Description of the task:
Among the entries, find the lines with the string "Quotes" and report them.

App and web page records
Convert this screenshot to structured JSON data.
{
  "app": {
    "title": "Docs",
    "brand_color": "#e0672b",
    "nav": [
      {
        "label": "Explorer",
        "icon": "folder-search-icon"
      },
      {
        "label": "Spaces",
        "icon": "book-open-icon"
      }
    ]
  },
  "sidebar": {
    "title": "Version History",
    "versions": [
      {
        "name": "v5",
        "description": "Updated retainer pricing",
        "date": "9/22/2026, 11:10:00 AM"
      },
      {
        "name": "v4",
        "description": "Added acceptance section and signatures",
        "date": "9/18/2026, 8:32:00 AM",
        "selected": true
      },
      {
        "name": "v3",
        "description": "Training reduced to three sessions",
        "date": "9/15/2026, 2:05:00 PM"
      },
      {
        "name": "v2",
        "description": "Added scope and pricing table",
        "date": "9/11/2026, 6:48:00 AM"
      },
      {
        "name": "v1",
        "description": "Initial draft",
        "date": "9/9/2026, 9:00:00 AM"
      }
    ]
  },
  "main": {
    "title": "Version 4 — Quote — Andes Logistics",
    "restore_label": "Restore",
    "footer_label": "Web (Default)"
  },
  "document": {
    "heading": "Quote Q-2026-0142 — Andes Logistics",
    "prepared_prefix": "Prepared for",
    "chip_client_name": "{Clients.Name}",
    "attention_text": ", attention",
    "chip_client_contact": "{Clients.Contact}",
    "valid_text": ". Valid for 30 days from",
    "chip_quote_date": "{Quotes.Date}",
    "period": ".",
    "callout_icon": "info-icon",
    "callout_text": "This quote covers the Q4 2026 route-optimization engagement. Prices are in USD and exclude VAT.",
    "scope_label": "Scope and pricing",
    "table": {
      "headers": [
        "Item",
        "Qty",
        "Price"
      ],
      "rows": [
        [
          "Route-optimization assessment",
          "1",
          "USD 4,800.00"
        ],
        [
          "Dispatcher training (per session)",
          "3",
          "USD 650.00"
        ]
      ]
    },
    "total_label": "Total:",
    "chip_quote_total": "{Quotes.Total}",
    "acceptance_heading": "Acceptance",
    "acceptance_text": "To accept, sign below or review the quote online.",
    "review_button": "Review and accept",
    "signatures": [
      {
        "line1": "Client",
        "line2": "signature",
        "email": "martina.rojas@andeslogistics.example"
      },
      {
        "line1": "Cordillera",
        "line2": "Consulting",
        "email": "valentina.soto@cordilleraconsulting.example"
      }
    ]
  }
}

Solution:
    "chip_quote_date": "{Quotes.Date}",
    "chip_quote_total": "{Quotes.Total}",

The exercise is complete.